Mediagazer Leaderboard brings you the top 100 media news sites
Today we’re launching the Mediagazer Leaderboard – a list of our top 100 source websites, ranked in order. The ranking is based on a variable we call presence – the percentage of headline space a source occupied on Mediagazer over the past 30 days. The greater a site’s presence, the higher they appear on the list.
Since its heralded launch in 2007, the Techmeme Leaderboard has become an essential collection of news thinkers, makers, and leaders. We expect the Mediagazer Leaderboard to follow that example for the media industry. Because our list is dynamic and automatically updated every 20 minutes, you will never find a stale or abandoned site – just sites with current, informative news about the media industry.
A short note about our methodology: Links in “Discussion” do not affect presense, only full headlines. And, to keep things simple, “source” is identified by a publisher’s choice of brand. For instance, Media Decoder is a blog from the New York Times, but, for purposes of the Leaderboard, headlines from “Media Decoder” are counted separately from headlines listed from “New York Times.” For a deeper explanation about the Leaderboard’s purpose, methodology, and whether or not it is biased (short answer: it is!), please see this post from Gabe Rivera about the launch of the Techmeme Leaderboard.
Why are you launching this now? We needed at least 30 days after our March launch to have enough data to calculate. Then we tacked on an extra month because, well, we were busy. As an additional incentive to launch today: I’m leaving tomorrow for New York City to attend Mediabistro Circus and TechCrunch Disrupt, so I’ll be available to answer any questions or dismiss any complaints in person. (Want to meet up? Drop me a line.)
How else can you use this thing? We’ve made it easy to get to our sources. The source URL and RSS feed are hyperlinked on our list, so you can easily check out any of the sites. Curious as to what kind of stories have become Mediagazer headlines? You can access each sources’ headlines by clicking the “Archive” link next to the source name. It will return each Mediagazer headline from that particular source. If you’d like to track the history of the Leaderboard, you can access previous lists by entering the date on the right side of the page. We also have an OPML file available, allowing you to access and play with all this Leaderboard data.

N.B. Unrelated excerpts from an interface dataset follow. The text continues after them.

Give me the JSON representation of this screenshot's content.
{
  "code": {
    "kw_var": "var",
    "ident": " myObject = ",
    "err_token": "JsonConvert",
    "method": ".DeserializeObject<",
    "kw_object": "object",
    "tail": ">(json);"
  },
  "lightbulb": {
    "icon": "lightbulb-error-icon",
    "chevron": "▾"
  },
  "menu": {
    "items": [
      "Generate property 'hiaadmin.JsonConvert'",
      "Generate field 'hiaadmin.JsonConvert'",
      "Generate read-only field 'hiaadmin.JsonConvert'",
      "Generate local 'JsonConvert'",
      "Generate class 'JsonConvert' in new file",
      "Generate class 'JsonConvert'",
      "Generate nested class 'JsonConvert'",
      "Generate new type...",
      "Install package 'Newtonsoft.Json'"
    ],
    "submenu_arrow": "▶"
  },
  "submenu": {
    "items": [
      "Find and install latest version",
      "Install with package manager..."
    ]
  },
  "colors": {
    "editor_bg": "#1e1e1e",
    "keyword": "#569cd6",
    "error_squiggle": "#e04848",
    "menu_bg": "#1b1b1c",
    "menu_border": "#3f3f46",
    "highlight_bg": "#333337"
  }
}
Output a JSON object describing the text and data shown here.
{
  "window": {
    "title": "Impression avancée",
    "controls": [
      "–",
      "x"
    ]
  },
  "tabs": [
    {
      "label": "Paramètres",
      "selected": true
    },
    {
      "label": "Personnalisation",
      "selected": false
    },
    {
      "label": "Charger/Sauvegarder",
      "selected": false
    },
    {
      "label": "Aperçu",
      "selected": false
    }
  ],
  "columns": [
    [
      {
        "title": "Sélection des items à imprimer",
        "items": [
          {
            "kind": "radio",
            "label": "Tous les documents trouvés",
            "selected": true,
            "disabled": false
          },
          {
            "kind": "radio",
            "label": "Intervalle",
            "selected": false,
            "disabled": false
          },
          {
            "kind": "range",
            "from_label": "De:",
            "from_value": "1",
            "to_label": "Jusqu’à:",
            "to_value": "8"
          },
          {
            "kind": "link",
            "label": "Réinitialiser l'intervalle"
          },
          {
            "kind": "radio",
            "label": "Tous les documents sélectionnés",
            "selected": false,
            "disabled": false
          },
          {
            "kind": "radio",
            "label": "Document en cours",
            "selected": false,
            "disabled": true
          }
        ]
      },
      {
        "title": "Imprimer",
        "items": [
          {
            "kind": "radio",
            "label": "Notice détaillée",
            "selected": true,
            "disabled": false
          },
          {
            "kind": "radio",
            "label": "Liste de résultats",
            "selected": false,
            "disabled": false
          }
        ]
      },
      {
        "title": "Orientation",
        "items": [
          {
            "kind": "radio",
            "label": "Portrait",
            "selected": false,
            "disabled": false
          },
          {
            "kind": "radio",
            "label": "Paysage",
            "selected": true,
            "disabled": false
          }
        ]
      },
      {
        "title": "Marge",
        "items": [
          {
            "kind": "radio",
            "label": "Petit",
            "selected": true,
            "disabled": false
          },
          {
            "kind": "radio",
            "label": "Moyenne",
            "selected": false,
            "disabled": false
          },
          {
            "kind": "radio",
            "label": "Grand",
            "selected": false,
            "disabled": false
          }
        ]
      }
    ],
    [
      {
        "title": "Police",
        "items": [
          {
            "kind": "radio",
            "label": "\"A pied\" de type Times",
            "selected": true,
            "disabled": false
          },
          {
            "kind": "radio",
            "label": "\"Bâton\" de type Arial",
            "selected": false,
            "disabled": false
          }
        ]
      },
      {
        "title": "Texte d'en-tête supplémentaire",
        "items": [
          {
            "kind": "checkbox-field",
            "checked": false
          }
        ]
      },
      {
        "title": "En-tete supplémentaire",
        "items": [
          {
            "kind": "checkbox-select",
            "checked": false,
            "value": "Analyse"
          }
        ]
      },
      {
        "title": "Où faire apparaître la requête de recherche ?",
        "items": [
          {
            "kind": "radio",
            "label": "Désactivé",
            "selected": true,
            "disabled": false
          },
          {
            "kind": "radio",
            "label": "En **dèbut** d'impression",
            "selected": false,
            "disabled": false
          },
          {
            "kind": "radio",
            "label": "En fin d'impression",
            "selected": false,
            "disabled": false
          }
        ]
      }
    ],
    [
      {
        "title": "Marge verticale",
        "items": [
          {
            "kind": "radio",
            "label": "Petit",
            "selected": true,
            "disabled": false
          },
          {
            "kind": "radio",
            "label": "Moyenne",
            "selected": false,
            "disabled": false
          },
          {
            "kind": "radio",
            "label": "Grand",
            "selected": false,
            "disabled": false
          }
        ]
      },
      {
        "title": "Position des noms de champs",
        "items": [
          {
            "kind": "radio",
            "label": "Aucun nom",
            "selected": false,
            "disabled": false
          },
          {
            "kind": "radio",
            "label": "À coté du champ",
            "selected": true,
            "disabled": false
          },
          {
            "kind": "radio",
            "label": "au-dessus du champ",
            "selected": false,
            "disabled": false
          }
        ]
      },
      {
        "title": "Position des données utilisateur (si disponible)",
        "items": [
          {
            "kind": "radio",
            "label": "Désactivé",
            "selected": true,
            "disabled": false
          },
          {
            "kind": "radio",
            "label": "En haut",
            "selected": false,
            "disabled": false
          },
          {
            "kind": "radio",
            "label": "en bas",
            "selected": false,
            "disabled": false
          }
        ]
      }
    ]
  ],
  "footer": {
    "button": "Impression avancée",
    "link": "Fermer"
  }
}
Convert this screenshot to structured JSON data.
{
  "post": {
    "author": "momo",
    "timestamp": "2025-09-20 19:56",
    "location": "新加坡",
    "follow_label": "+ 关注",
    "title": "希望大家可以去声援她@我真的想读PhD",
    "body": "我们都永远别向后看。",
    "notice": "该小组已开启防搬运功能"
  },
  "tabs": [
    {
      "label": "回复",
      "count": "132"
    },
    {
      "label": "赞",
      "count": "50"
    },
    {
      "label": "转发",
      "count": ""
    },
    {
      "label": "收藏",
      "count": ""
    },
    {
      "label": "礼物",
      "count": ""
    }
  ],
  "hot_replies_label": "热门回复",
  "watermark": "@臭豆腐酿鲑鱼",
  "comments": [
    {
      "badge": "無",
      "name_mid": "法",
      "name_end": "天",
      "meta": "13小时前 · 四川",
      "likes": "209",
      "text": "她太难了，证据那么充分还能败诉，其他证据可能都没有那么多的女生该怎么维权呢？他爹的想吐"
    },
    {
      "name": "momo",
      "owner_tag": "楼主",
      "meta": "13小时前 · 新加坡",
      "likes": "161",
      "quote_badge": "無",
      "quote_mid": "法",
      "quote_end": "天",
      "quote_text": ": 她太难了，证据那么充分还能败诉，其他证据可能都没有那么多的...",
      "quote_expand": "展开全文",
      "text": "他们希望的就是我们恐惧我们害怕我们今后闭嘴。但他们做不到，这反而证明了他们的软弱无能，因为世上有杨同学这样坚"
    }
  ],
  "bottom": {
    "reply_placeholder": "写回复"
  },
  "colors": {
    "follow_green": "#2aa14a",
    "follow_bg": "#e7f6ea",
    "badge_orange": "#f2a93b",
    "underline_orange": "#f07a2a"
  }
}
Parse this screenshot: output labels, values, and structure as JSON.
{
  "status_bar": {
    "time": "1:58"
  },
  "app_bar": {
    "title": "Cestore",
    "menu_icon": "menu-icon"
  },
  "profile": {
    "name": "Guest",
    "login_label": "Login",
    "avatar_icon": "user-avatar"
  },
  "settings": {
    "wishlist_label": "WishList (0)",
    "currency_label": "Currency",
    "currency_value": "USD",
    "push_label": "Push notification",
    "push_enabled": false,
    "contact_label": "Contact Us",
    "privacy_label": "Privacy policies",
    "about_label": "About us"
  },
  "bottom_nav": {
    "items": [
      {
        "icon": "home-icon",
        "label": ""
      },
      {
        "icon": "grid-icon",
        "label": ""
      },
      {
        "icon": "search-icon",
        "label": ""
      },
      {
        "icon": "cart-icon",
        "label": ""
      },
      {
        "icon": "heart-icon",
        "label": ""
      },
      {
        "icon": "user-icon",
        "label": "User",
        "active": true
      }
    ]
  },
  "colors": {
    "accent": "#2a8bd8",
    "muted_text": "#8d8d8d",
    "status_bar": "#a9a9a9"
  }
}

So, what’s the point? Mediagazer is designed to showcase the top media news of the day. We think that revealing our top sources, and just how important they are to us, will help our audience better understand the greater media landscape. While we suspect that the release of the Leaderboard will further inflate egos and perhaps settle a small bet or two, we hope you can use the Mediagazer Leaderboard to discover just how strong some of the media voices around you are.